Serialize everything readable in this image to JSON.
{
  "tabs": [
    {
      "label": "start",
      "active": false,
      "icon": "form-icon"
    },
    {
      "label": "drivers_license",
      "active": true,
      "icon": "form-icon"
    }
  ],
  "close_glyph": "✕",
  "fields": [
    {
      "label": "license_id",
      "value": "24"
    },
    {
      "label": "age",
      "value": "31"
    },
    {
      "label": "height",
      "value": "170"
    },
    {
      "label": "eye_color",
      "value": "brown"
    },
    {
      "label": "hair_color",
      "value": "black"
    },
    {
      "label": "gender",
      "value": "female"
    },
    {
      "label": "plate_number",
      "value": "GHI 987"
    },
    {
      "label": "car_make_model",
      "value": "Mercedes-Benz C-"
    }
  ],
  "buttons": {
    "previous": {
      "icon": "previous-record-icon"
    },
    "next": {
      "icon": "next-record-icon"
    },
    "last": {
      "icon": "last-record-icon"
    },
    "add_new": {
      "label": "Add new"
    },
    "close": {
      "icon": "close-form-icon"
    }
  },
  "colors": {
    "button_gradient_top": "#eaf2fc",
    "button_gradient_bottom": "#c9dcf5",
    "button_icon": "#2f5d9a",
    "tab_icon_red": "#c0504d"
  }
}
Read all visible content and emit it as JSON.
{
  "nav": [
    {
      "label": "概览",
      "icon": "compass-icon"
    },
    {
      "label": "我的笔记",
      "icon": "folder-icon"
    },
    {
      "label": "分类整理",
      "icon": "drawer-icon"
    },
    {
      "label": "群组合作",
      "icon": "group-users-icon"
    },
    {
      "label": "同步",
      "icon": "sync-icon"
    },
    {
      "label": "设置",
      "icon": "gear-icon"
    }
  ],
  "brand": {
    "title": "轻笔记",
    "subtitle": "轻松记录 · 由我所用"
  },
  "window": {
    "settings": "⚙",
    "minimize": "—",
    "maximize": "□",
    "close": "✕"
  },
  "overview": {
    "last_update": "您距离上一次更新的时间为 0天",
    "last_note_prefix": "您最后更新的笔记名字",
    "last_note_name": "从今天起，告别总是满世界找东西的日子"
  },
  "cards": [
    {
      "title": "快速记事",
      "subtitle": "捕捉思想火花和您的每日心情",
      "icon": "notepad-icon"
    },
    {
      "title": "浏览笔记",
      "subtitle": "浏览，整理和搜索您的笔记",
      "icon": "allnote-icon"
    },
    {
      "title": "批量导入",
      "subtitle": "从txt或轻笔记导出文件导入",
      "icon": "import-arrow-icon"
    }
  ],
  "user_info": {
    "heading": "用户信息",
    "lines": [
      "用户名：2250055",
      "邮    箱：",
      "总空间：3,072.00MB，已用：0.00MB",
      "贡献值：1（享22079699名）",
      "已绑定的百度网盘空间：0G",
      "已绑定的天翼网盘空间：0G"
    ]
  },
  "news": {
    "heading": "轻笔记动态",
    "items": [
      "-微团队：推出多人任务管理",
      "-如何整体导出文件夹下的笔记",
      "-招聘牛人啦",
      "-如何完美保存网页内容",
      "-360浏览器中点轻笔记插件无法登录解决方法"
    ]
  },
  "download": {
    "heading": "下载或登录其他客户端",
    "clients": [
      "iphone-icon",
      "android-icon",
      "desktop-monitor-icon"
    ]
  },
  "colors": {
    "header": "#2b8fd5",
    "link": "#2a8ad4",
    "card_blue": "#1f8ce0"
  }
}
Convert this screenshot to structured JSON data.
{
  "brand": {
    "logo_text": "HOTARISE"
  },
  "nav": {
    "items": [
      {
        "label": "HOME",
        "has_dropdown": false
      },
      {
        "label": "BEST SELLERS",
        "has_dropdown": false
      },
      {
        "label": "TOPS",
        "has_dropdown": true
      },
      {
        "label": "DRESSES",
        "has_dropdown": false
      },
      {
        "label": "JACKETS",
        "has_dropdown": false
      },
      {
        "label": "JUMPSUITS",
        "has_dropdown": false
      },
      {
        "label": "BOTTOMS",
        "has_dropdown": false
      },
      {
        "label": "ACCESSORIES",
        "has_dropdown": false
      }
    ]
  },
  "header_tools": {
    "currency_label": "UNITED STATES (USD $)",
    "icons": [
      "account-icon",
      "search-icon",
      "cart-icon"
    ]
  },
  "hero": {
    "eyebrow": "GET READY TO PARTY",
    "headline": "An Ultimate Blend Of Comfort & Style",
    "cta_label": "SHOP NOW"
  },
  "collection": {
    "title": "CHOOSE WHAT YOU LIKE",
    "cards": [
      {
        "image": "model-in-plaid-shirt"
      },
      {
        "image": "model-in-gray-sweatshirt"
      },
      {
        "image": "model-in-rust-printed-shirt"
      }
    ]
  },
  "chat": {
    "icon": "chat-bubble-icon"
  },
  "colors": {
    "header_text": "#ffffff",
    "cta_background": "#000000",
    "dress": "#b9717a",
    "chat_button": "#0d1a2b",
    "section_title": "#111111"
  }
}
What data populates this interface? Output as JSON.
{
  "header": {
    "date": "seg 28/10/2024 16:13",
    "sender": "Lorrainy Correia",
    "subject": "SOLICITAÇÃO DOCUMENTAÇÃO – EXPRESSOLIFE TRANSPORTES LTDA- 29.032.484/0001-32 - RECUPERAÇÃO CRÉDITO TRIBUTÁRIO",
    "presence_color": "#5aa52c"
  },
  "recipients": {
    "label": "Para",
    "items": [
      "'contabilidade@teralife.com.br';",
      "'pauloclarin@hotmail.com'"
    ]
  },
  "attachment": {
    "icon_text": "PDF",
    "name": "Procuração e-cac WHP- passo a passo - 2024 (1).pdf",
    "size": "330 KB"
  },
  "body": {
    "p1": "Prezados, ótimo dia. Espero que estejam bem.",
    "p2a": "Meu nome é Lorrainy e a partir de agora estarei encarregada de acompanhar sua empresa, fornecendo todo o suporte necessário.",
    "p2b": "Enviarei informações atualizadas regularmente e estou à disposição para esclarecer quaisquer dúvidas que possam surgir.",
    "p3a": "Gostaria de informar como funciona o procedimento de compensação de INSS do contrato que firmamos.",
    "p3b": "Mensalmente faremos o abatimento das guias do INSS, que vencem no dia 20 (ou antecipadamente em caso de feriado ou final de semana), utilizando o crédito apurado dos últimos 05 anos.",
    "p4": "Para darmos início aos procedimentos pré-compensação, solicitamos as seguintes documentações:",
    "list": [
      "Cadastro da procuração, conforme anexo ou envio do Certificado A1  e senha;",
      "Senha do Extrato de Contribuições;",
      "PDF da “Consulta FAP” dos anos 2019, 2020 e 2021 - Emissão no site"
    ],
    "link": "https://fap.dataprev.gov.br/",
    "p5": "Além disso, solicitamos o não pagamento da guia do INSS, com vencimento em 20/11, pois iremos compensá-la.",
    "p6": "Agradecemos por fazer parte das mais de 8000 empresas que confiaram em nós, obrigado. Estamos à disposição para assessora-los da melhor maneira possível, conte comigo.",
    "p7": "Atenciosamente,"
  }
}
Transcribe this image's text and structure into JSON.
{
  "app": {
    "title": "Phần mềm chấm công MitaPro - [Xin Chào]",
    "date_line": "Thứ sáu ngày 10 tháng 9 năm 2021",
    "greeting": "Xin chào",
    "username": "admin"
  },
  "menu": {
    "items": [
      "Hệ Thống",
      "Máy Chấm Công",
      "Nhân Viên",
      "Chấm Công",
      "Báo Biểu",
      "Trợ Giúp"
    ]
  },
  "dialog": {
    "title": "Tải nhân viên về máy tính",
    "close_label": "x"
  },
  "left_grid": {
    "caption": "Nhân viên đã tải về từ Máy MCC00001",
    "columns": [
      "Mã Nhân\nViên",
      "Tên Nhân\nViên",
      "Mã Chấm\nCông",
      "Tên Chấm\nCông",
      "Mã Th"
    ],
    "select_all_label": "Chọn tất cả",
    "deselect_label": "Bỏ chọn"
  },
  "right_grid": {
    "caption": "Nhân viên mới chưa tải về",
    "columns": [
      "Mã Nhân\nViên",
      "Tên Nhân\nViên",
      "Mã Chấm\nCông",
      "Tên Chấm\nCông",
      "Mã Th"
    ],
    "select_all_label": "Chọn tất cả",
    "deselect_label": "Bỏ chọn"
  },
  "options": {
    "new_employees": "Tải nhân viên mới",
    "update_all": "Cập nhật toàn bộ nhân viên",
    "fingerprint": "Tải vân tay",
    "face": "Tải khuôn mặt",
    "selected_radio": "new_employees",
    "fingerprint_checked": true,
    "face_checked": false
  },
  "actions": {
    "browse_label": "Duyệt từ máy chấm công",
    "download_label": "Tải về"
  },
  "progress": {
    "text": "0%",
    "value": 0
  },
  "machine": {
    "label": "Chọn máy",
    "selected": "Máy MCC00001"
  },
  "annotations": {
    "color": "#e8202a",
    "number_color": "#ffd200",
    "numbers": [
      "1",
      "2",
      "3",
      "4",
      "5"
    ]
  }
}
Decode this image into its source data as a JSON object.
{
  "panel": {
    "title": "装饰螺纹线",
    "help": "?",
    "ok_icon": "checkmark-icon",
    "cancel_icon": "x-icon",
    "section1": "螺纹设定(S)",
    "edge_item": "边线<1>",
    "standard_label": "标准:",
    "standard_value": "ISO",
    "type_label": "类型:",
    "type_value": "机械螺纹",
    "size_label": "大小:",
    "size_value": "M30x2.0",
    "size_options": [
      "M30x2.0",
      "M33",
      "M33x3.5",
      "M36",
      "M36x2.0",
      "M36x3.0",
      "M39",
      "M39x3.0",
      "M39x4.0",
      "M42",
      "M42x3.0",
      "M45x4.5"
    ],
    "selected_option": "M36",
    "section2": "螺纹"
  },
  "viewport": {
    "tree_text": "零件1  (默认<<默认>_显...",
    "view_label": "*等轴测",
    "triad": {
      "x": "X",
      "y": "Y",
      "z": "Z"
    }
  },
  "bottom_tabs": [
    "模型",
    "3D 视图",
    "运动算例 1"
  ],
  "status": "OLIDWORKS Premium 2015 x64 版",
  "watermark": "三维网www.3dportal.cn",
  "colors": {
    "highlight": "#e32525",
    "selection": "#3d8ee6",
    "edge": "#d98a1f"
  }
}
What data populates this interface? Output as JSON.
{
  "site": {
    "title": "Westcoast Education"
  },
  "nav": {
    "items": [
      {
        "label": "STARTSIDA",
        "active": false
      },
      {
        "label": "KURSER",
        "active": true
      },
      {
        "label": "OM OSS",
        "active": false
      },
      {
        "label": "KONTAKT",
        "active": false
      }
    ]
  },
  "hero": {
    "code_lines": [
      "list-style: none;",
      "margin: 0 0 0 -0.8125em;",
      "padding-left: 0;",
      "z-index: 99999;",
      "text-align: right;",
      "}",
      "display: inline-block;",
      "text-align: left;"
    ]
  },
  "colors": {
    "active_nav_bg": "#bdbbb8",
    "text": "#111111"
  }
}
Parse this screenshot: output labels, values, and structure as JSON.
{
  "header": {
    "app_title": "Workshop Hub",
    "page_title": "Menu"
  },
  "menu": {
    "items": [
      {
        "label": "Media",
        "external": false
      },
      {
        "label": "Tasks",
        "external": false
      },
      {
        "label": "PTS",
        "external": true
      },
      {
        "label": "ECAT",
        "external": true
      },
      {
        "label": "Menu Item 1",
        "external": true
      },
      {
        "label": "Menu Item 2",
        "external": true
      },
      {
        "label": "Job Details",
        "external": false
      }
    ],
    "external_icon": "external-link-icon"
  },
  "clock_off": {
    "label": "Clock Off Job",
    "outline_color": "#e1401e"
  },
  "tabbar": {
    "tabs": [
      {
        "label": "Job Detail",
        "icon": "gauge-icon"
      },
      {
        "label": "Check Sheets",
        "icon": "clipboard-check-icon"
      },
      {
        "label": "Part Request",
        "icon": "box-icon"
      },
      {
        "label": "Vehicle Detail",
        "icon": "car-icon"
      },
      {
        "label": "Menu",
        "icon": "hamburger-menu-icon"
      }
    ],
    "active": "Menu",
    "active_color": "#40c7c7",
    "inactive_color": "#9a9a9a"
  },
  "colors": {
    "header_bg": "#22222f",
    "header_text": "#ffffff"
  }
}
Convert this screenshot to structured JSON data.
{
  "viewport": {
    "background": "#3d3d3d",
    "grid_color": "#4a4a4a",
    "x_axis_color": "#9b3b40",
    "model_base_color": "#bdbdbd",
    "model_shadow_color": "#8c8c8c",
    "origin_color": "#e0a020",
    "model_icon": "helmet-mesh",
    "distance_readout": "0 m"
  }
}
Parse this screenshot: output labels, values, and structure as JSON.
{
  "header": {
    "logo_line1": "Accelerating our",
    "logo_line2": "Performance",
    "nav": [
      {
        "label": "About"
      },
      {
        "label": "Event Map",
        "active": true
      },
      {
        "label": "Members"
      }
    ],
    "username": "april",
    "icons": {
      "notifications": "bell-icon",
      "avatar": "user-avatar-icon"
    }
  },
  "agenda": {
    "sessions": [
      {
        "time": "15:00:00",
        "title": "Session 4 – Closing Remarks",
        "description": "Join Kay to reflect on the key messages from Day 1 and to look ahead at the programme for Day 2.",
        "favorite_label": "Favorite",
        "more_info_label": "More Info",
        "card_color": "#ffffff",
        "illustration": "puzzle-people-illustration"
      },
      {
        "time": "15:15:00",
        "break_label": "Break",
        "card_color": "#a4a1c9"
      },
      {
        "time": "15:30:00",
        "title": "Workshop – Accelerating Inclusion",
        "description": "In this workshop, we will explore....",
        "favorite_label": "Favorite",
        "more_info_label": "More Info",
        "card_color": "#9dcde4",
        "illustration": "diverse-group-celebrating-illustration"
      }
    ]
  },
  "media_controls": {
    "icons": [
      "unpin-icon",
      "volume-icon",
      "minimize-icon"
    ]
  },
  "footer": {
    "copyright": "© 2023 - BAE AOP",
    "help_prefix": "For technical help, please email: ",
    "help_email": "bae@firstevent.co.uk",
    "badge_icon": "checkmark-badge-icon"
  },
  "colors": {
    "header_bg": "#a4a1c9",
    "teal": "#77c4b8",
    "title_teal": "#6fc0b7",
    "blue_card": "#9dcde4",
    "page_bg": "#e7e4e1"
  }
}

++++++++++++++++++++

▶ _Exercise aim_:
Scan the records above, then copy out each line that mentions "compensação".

▶ _Exercise solution_:
    "p3a": "Gostaria de informar como funciona o procedimento de compensação de INSS do contrato que firmamos.",
    "p4": "Para darmos início aos procedimentos pré-compensação, solicitamos as seguintes documentações:",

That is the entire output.